--- Provided material Enclosed Below ---
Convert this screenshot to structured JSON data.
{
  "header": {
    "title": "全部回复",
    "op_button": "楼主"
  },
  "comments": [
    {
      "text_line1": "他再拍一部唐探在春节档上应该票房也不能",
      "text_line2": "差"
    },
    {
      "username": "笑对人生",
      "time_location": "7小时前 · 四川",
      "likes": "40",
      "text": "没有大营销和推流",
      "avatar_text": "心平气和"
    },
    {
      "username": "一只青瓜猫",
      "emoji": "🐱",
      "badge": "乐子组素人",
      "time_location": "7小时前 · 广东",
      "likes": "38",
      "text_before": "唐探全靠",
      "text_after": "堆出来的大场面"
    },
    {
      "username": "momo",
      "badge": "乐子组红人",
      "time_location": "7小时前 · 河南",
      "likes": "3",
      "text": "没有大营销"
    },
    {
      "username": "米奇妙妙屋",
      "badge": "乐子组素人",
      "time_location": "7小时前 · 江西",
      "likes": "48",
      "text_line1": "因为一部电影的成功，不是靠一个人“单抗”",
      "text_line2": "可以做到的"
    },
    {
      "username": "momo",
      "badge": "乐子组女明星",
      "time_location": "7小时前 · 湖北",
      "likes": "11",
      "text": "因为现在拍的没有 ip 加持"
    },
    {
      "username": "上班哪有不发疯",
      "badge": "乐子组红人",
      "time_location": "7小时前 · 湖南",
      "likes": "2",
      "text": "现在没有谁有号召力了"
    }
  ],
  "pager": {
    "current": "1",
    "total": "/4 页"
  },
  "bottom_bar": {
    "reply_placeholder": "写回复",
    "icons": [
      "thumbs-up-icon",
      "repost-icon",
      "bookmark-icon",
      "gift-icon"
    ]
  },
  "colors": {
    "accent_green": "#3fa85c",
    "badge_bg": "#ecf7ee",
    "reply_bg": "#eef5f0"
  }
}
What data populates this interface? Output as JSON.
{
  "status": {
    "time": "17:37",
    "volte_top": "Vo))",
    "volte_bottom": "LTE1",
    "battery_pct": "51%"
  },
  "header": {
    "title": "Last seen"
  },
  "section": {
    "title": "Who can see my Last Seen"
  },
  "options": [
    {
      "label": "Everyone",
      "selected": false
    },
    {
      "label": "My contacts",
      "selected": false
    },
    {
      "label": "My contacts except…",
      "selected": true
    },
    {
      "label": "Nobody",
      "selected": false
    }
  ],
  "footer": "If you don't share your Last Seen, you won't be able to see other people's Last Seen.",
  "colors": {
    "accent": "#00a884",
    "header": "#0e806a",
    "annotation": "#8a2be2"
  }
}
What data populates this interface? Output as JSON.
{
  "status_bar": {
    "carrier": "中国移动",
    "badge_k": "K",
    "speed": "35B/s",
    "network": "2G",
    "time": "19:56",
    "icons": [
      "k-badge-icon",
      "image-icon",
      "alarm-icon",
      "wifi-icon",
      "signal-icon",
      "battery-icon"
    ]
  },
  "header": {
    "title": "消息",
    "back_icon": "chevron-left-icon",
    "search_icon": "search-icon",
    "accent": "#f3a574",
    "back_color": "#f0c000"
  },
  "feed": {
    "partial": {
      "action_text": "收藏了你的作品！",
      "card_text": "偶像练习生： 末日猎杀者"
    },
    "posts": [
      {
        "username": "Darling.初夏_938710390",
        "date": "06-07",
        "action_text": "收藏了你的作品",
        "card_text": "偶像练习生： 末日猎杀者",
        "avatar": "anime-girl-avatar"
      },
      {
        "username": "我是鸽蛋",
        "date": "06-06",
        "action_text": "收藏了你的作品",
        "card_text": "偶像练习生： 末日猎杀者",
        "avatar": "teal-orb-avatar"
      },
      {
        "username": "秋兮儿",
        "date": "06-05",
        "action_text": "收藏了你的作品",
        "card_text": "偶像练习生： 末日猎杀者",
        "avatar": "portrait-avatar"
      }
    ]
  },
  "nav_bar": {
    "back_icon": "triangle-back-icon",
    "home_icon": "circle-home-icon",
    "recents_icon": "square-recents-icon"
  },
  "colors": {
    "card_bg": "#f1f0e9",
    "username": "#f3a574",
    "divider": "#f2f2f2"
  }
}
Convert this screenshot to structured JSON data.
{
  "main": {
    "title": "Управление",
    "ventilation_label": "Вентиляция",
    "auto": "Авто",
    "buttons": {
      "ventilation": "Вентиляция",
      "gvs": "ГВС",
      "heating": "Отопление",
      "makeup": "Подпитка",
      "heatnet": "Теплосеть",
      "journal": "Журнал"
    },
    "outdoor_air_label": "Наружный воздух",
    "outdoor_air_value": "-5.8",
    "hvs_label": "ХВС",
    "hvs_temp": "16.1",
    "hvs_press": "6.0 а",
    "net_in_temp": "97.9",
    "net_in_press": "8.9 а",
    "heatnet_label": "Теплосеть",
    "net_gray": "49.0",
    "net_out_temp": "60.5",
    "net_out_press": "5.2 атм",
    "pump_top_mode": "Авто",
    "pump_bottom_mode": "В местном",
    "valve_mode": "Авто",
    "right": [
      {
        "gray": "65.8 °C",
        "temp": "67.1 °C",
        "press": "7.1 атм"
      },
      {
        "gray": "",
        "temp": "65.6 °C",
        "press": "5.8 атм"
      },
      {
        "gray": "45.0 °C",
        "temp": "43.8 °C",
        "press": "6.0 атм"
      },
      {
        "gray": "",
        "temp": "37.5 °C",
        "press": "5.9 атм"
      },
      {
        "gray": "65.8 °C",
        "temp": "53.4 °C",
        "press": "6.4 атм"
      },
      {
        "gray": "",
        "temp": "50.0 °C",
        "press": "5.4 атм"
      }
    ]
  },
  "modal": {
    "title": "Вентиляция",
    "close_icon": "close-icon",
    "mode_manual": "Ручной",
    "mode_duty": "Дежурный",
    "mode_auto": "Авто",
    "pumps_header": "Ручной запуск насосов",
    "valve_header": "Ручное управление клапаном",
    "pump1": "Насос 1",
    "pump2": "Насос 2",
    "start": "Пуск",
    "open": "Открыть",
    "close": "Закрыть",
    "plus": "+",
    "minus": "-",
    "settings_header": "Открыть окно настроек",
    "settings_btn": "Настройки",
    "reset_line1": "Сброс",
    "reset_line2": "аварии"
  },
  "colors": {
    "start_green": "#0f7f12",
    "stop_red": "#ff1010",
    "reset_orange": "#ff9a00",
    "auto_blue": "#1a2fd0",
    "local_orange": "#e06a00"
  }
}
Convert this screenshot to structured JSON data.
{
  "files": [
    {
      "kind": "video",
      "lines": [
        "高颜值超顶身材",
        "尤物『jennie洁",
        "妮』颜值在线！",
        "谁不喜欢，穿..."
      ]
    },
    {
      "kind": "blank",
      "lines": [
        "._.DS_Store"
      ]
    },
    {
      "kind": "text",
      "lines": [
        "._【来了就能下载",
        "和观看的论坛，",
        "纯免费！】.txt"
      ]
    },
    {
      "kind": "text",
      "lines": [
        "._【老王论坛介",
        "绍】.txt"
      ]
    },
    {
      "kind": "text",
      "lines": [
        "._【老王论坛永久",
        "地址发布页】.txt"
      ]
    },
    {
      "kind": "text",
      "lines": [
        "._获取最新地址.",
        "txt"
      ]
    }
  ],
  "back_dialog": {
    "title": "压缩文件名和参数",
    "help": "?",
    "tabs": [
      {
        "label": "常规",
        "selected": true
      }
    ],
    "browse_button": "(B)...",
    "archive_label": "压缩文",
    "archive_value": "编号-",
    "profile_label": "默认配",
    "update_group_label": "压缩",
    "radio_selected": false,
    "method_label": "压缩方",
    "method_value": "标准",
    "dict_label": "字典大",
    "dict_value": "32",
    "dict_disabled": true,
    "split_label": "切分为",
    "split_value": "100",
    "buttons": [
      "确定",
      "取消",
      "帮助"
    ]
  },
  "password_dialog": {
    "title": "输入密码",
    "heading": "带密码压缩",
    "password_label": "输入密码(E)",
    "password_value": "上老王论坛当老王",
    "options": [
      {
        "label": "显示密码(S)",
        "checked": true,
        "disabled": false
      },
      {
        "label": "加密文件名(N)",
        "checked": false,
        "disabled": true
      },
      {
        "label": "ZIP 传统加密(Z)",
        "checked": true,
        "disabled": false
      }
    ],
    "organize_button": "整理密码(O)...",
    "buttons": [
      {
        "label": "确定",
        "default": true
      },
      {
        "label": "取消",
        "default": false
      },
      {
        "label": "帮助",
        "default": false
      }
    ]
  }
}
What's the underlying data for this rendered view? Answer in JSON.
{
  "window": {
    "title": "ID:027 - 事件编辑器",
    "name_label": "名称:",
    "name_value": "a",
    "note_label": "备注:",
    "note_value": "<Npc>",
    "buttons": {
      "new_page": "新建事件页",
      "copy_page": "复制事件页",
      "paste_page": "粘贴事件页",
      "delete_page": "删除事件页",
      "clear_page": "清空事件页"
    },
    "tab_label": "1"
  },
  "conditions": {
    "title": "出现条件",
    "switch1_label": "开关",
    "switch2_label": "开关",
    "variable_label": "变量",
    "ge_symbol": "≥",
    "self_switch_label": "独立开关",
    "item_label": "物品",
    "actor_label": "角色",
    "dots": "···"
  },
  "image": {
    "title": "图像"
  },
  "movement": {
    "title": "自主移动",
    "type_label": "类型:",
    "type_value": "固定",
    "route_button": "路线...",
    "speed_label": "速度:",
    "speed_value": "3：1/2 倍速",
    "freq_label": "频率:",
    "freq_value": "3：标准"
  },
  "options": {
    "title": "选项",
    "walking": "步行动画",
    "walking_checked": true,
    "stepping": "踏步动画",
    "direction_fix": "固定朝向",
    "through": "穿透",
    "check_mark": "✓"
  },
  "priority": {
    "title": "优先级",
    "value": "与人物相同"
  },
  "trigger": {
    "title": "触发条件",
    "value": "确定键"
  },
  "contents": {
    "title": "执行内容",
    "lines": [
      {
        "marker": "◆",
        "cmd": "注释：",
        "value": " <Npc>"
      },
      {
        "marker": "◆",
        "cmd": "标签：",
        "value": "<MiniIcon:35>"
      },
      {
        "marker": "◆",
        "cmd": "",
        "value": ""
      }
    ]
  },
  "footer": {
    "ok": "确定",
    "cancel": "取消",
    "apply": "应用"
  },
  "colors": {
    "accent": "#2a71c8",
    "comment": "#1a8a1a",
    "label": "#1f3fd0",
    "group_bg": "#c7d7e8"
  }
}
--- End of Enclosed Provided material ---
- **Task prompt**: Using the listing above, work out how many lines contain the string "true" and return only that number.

- **Response to the exercise**: 8